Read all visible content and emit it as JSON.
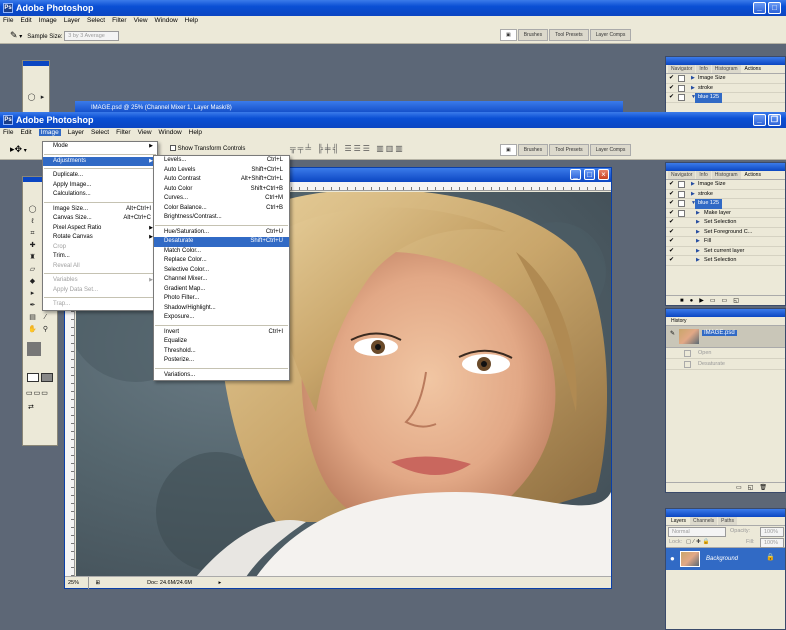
{
  "app": {
    "title": "Adobe Photoshop"
  },
  "menubar": [
    "File",
    "Edit",
    "Image",
    "Layer",
    "Select",
    "Filter",
    "View",
    "Window",
    "Help"
  ],
  "bg_options": {
    "sample_size_label": "Sample Size:",
    "sample_size_value": "3 by 3 Average"
  },
  "palette_tabs": [
    "Brushes",
    "Tool Presets",
    "Layer Comps"
  ],
  "bg_doc_title": "IMAGE.psd @ 25% (Channel Mixer 1, Layer Mask/8)",
  "main_options": {
    "show_transform_controls": "Show Transform Controls"
  },
  "image_menu": [
    {
      "label": "Mode",
      "submenu": true
    },
    {
      "sep": true
    },
    {
      "label": "Adjustments",
      "submenu": true,
      "highlight": true
    },
    {
      "sep": true
    },
    {
      "label": "Duplicate..."
    },
    {
      "label": "Apply Image..."
    },
    {
      "label": "Calculations..."
    },
    {
      "sep": true
    },
    {
      "label": "Image Size...",
      "shortcut": "Alt+Ctrl+I"
    },
    {
      "label": "Canvas Size...",
      "shortcut": "Alt+Ctrl+C"
    },
    {
      "label": "Pixel Aspect Ratio",
      "submenu": true
    },
    {
      "label": "Rotate Canvas",
      "submenu": true
    },
    {
      "label": "Crop",
      "disabled": true
    },
    {
      "label": "Trim..."
    },
    {
      "label": "Reveal All",
      "disabled": true
    },
    {
      "sep": true
    },
    {
      "label": "Variables",
      "submenu": true,
      "disabled": true
    },
    {
      "label": "Apply Data Set...",
      "disabled": true
    },
    {
      "sep": true
    },
    {
      "label": "Trap...",
      "disabled": true
    }
  ],
  "adjustments_menu": [
    {
      "label": "Levels...",
      "shortcut": "Ctrl+L"
    },
    {
      "label": "Auto Levels",
      "shortcut": "Shift+Ctrl+L"
    },
    {
      "label": "Auto Contrast",
      "shortcut": "Alt+Shift+Ctrl+L"
    },
    {
      "label": "Auto Color",
      "shortcut": "Shift+Ctrl+B"
    },
    {
      "label": "Curves...",
      "shortcut": "Ctrl+M"
    },
    {
      "label": "Color Balance...",
      "shortcut": "Ctrl+B"
    },
    {
      "label": "Brightness/Contrast..."
    },
    {
      "sep": true
    },
    {
      "label": "Hue/Saturation...",
      "shortcut": "Ctrl+U"
    },
    {
      "label": "Desaturate",
      "shortcut": "Shift+Ctrl+U",
      "highlight": true
    },
    {
      "label": "Match Color..."
    },
    {
      "label": "Replace Color..."
    },
    {
      "label": "Selective Color..."
    },
    {
      "label": "Channel Mixer..."
    },
    {
      "label": "Gradient Map..."
    },
    {
      "label": "Photo Filter..."
    },
    {
      "label": "Shadow/Highlight..."
    },
    {
      "label": "Exposure..."
    },
    {
      "sep": true
    },
    {
      "label": "Invert",
      "shortcut": "Ctrl+I"
    },
    {
      "label": "Equalize"
    },
    {
      "label": "Threshold..."
    },
    {
      "label": "Posterize..."
    },
    {
      "sep": true
    },
    {
      "label": "Variations..."
    }
  ],
  "actions_panel": {
    "tabs": [
      "Navigator",
      "Info",
      "Histogram",
      "Actions"
    ],
    "items": [
      {
        "label": "Image Size",
        "checked": true
      },
      {
        "label": "stroke",
        "checked": false
      },
      {
        "label": "blue 125",
        "checked": true,
        "selected": true
      },
      {
        "label": "Make layer",
        "checked": true
      },
      {
        "label": "Set Selection",
        "checked": true
      },
      {
        "label": "Set Foreground C...",
        "checked": true
      },
      {
        "label": "Fill",
        "checked": true
      },
      {
        "label": "Set current layer",
        "checked": true
      },
      {
        "label": "Set Selection",
        "checked": true
      }
    ]
  },
  "bg_actions_items": [
    "Image Size",
    "stroke",
    "blue 125"
  ],
  "history_panel": {
    "title": "History",
    "snapshot": "IMAGE.psd",
    "items": [
      "Open",
      "Desaturate"
    ]
  },
  "layers_panel": {
    "tabs": [
      "Layers",
      "Channels",
      "Paths"
    ],
    "blend_mode": "Normal",
    "opacity_label": "Opacity:",
    "opacity_value": "100%",
    "lock_label": "Lock:",
    "fill_label": "Fill:",
    "fill_value": "100%",
    "layer_name": "Background"
  },
  "status": {
    "zoom": "25%",
    "doc_info": "Doc: 24.6M/24.6M"
  },
  "colors": {
    "titlebar": "#0b46c2",
    "highlight": "#316ac5",
    "workspace": "#5d6776",
    "chrome": "#ece9d8"
  }
}
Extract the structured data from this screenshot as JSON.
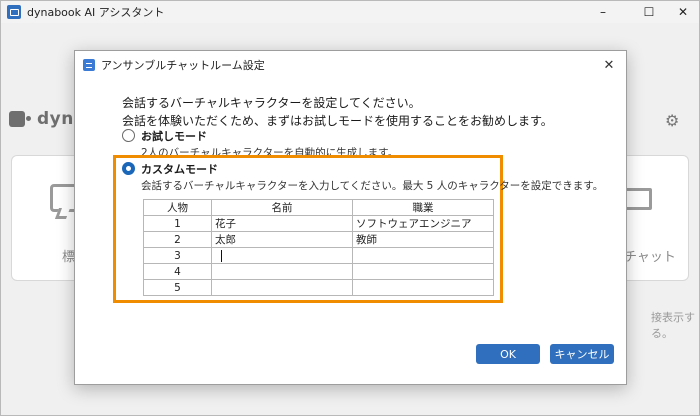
{
  "app": {
    "title": "dynabook AI アシスタント",
    "logo_text": "dyna",
    "card_left_text": "標",
    "card_right_text": "チャット",
    "side_note": "接表示する。"
  },
  "window_controls": {
    "minimize": "–",
    "maximize": "☐",
    "close": "✕"
  },
  "dialog": {
    "title": "アンサンブルチャットルーム設定",
    "close": "✕",
    "intro_line1": "会話するバーチャルキャラクターを設定してください。",
    "intro_line2": "会話を体験いただくため、まずはお試しモードを使用することをお勧めします。",
    "trial_mode": {
      "label": "お試しモード",
      "description": "2人のバーチャルキャラクターを自動的に生成します。",
      "selected": false
    },
    "custom_mode": {
      "label": "カスタムモード",
      "description": "会話するバーチャルキャラクターを入力してください。最大 5 人のキャラクターを設定できます。",
      "selected": true
    },
    "table": {
      "headers": [
        "人物",
        "名前",
        "職業"
      ],
      "rows": [
        {
          "num": "1",
          "name": "花子",
          "job": "ソフトウェアエンジニア"
        },
        {
          "num": "2",
          "name": "太郎",
          "job": "教師"
        },
        {
          "num": "3",
          "name": "",
          "job": ""
        },
        {
          "num": "4",
          "name": "",
          "job": ""
        },
        {
          "num": "5",
          "name": "",
          "job": ""
        }
      ]
    },
    "ok_label": "OK",
    "cancel_label": "キャンセル"
  },
  "colors": {
    "accent": "#2f6fbd",
    "highlight_border": "#f08c00"
  }
}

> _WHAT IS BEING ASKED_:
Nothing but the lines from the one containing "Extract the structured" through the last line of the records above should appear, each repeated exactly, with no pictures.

> _YOUR SOLUTION_:
Extract the structured data from this screenshot as JSON.
{
  "app": {
    "title": "dynabook AI アシスタント",
    "logo_text": "dyna",
    "card_left_text": "標",
    "card_right_text": "チャット",
    "side_note": "接表示する。"
  },
  "window_controls": {
    "minimize": "–",
    "maximize": "☐",
    "close": "✕"
  },
  "dialog": {
    "title": "アンサンブルチャットルーム設定",
    "close": "✕",
    "intro_line1": "会話するバーチャルキャラクターを設定してください。",
    "intro_line2": "会話を体験いただくため、まずはお試しモードを使用することをお勧めします。",
    "trial_mode": {
      "label": "お試しモード",
      "description": "2人のバーチャルキャラクターを自動的に生成します。",
      "selected": false
    },
    "custom_mode": {
      "label": "カスタムモード",
      "description": "会話するバーチャルキャラクターを入力してください。最大 5 人のキャラクターを設定できます。",
      "selected": true
    },
    "table": {
      "headers": [
        "人物",
        "名前",
        "職業"
      ],
      "rows": [
        {
          "num": "1",
          "name": "花子",
          "job": "ソフトウェアエンジニア"
        },
        {
          "num": "2",
          "name": "太郎",
          "job": "教師"
        },
        {
          "num": "3",
          "name": "",
          "job": ""
        },
        {
          "num": "4",
          "name": "",
          "job": ""
        },
        {
          "num": "5",
          "name": "",
          "job": ""
        }
      ]
    },
    "ok_label": "OK",
    "cancel_label": "キャンセル"
  },
  "colors": {
    "accent": "#2f6fbd",
    "highlight_border": "#f08c00"
  }
}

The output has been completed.